There is no penalty for going beyond six pages.
There is a penalty for essays that fall short of 6 full pages.
Your research paper will be an argumentative synthesis, so it must be governed by an arguable thesis that you will frame.
Here are some rule-of-thump things you should do in order to ensure your best writing:
1. Once you have selected an approved text, you should read it carefully and attentively. While I am not against you reading summaries and viewing videos of the text, you must actually read the text completely, thoroughly, and reflectively.
2. Take notes about unique/striking patterns, images, recurrences, and symbols reflected in the text. What question do such observations impel you to ask? Highlight those you see as standing tall in your hierarchy of questions.

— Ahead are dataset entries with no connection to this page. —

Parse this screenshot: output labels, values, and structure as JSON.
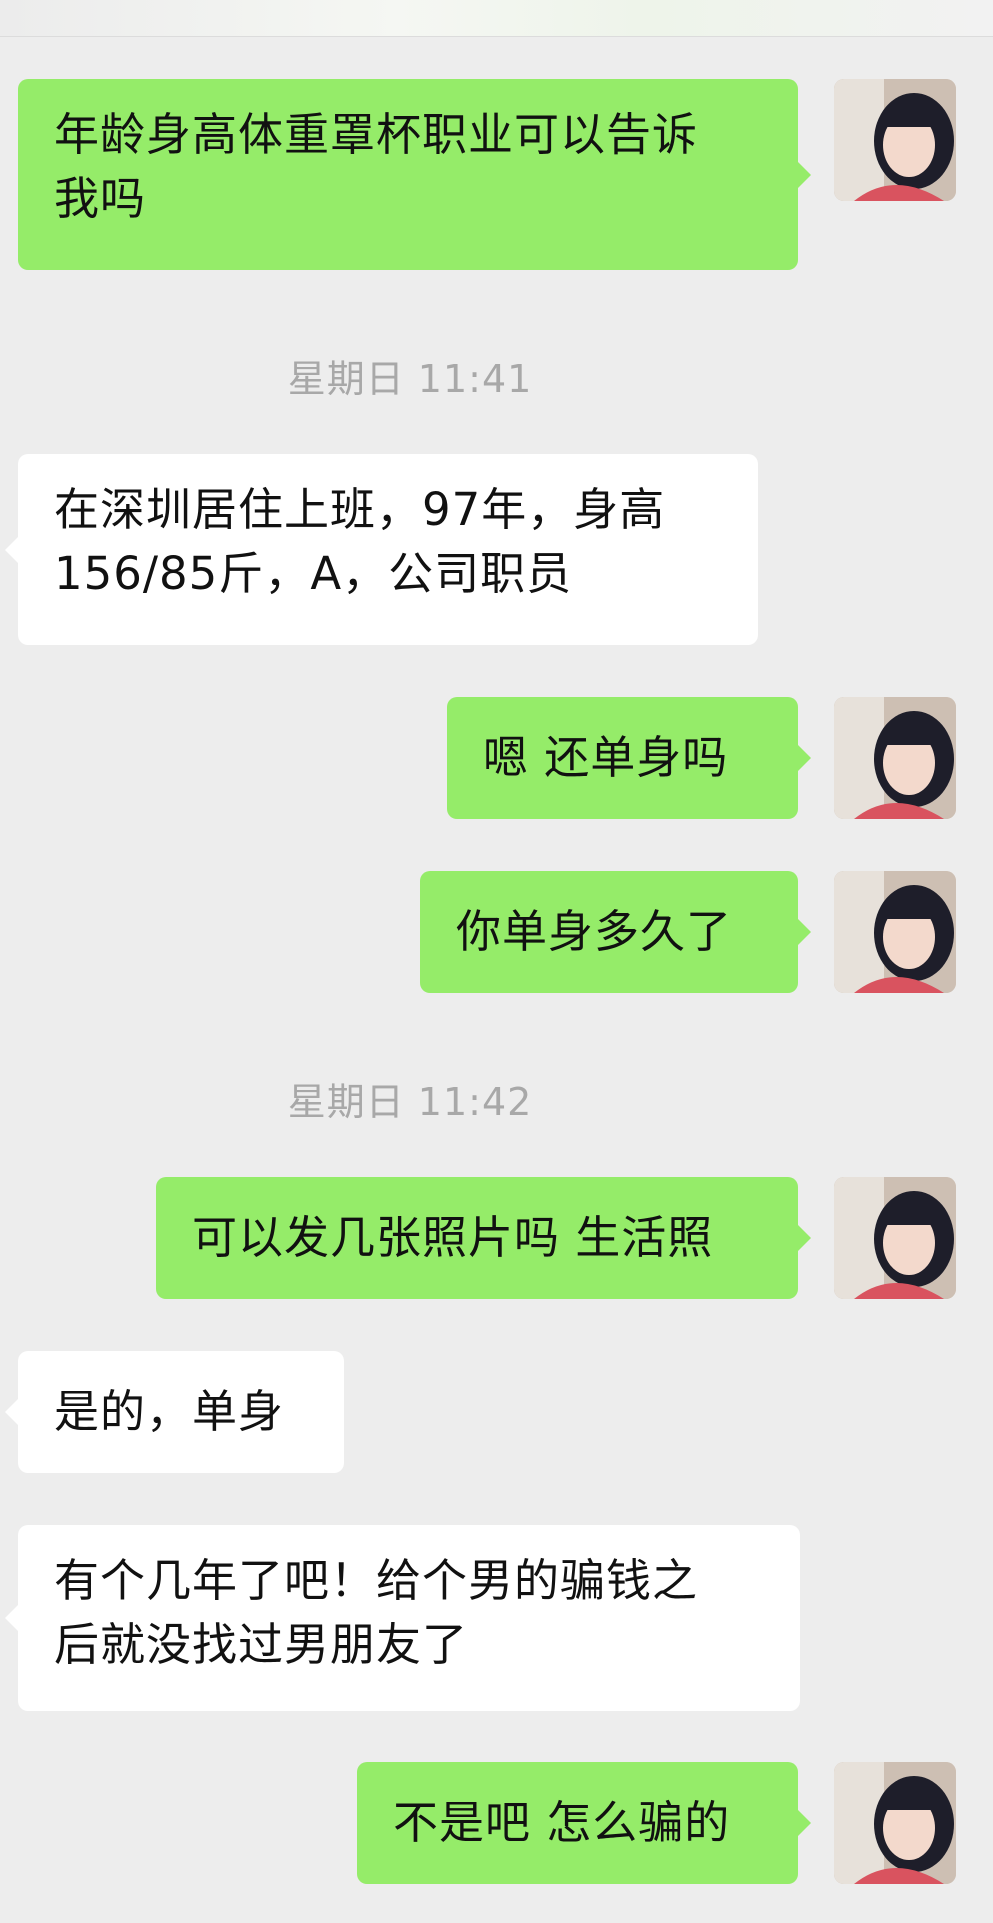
{
  "chat": {
    "messages": [
      {
        "side": "out",
        "text": "年龄身高体重罩杯职业可以告诉\n我吗"
      },
      {
        "type": "time",
        "text": "星期日 11:41"
      },
      {
        "side": "in",
        "text": "在深圳居住上班，97年，身高\n156/85斤，A，公司职员"
      },
      {
        "side": "out",
        "text": "嗯 还单身吗"
      },
      {
        "side": "out",
        "text": "你单身多久了"
      },
      {
        "type": "time",
        "text": "星期日 11:42"
      },
      {
        "side": "out",
        "text": "可以发几张照片吗 生活照"
      },
      {
        "side": "in",
        "text": "是的，单身"
      },
      {
        "side": "in",
        "text": "有个几年了吧！给个男的骗钱之\n后就没找过男朋友了"
      },
      {
        "side": "out",
        "text": "不是吧 怎么骗的"
      }
    ]
  },
  "colors": {
    "background": "#ededed",
    "outgoing_bubble": "#95ec69",
    "incoming_bubble": "#ffffff",
    "timestamp_text": "#a8a8a8"
  },
  "icons": {
    "avatar": "user-avatar-photo"
  }
}
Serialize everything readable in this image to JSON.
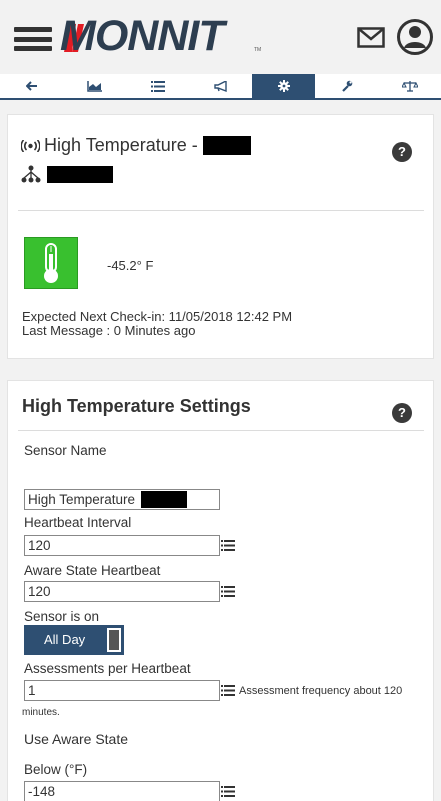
{
  "header": {
    "logo_text": "MONNIT",
    "logo_tm": "TM",
    "menu_icon": "hamburger-menu-icon",
    "mail_icon": "mail-icon",
    "user_icon": "user-account-icon"
  },
  "tabs": [
    {
      "icon": "back-arrow-icon",
      "active": false
    },
    {
      "icon": "chart-icon",
      "active": false
    },
    {
      "icon": "list-icon",
      "active": false
    },
    {
      "icon": "megaphone-icon",
      "active": false
    },
    {
      "icon": "gear-icon",
      "active": true
    },
    {
      "icon": "wrench-icon",
      "active": false
    },
    {
      "icon": "scale-icon",
      "active": false
    }
  ],
  "sensor_card": {
    "title": "High Temperature -",
    "reading": "-45.2° F",
    "expected_checkin": "Expected Next Check-in: 11/05/2018 12:42 PM",
    "last_message": "Last Message : 0 Minutes ago",
    "help": "?"
  },
  "settings": {
    "title": "High Temperature Settings",
    "help": "?",
    "sensor_name_label": "Sensor Name",
    "sensor_name_value": "High Temperature",
    "heartbeat_label": "Heartbeat Interval",
    "heartbeat_value": "120",
    "aware_heartbeat_label": "Aware State Heartbeat",
    "aware_heartbeat_value": "120",
    "sensor_on_label": "Sensor is on",
    "sensor_on_value": "All Day",
    "assessments_label": "Assessments per Heartbeat",
    "assessments_value": "1",
    "assessment_note": "Assessment frequency about 120",
    "assessment_note_cont": "minutes.",
    "use_aware_label": "Use Aware State",
    "below_label": "Below (°F)",
    "below_value": "-148"
  },
  "colors": {
    "accent": "#2e4f72",
    "status_ok": "#39c02f",
    "brand_red": "#e21c24"
  }
}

3. Pick the question you see as the most urgent and focus on it as your thesis question, and let it guide you in the formulation of your thesis.
4. Note that a good thesis has two parts. It contains a claim and it indicates how you plan to support that claim. While the development of a thesis may begin with a question, a fact, or an observation, none of these can be a thesis without further reflection. Example: “Complex metaphors of vanity are used in The Nun’s Priest’s Tale” is not a thesis. The claim does not say “why” Chaucer may be using complex metaphors of vanity. The “why” factor is missing from the statement, so it is not a thesis. “Why” introduces tension

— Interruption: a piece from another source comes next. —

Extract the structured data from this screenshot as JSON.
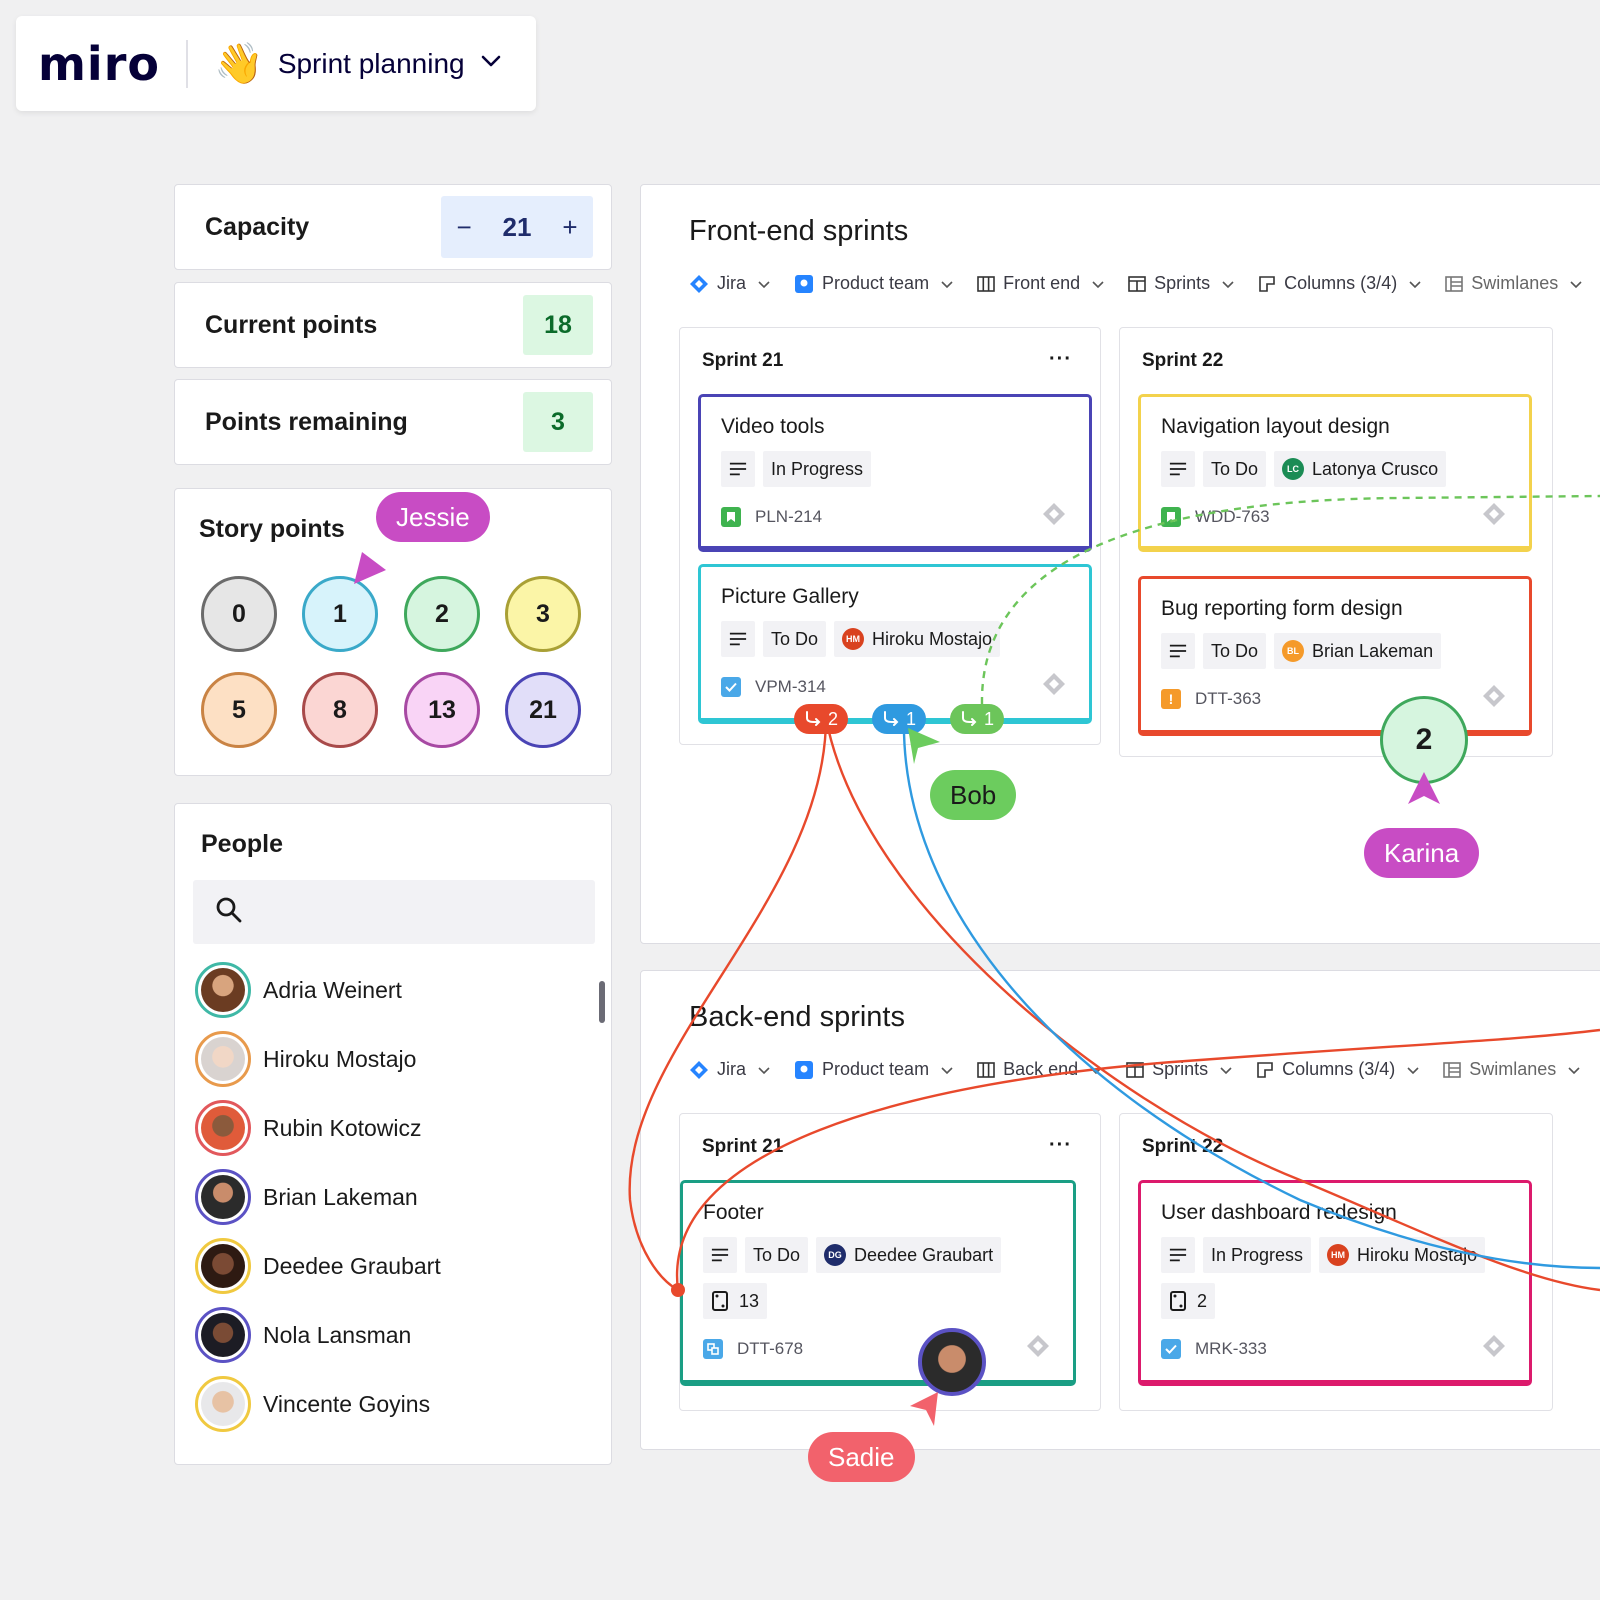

that elicits an argument. A thesis is a claim or statement in which there is some complicating tension that forces an argument. A good thesis must also anticipate a counter-argument.
5. Note that writing a researched argument is like participating in a conversation. Palmquist explains it this way: “Think about the last time you were at a party, reception, or some other public gathering. When you arrived, you probably walked around, said hello to friends, and listened in on several conversations. Before long, you probably joined a group that was talking about something you found interesting. If you are like most people, you didn’t jump right into the conversation. Instead, you listened for a few minutes and thought about what was being said. Perhaps you learned something new. Eventually, you added your voice to the conversation, other members of the group picked up on what you said, and the conversation moved along”(p. 4 The Bedford Researcher). In your research paper, you will be adding your voice to an ongoing conversation about the book you have chosen to write about.
6. Pay close attention to what others have said about your topic (directly or indirectly) so that you would be able to see how your claim identifies and responds to a question that contributes to an ongoing conversation.
7. Throughout this process, you should ask these two questions about your thesis: 1. What question is my claim responding to? 2. How important is my research question in the context of the sources I am researching?
8. To participate meaningfully in a conversation, you cannot just repeat what everyone or someone else has already said; also, you cannot say things that have no bearing on the conversation; you should make a contribution that uniquely advances the conversation.
9. Your research paper is an attempt to answer an important question that you have raised about a primary source (the text you are writing about). The answer to the question should take the form of an argument in which your thesis is supported.
10. While most of your evidence should come from the primary text itself, you will need additional support from expert (secondary) sources.
11. The expert sources you select should demonstrate that your argument is an extension of preceding arguments by other scholars. Example: If you are writing an essay on Shakespeare’s Hamlet, you should focus on the play itself, but you also need to cite secondary sources by other scholars who have previously written about Hamlet. Just as you must analyze material from Hamlet to support your claim, you must also explain how the secondary sources you cite fit into the context of your claim.
12. Note that secondary sources can and should shape your own research. But they should not take over your own argument. Each secondary source you are using is an argument that also builds on previous ideas.
13. Although it is an addition to an ongoing academic conversation, your essay should be an articulation of your own voice.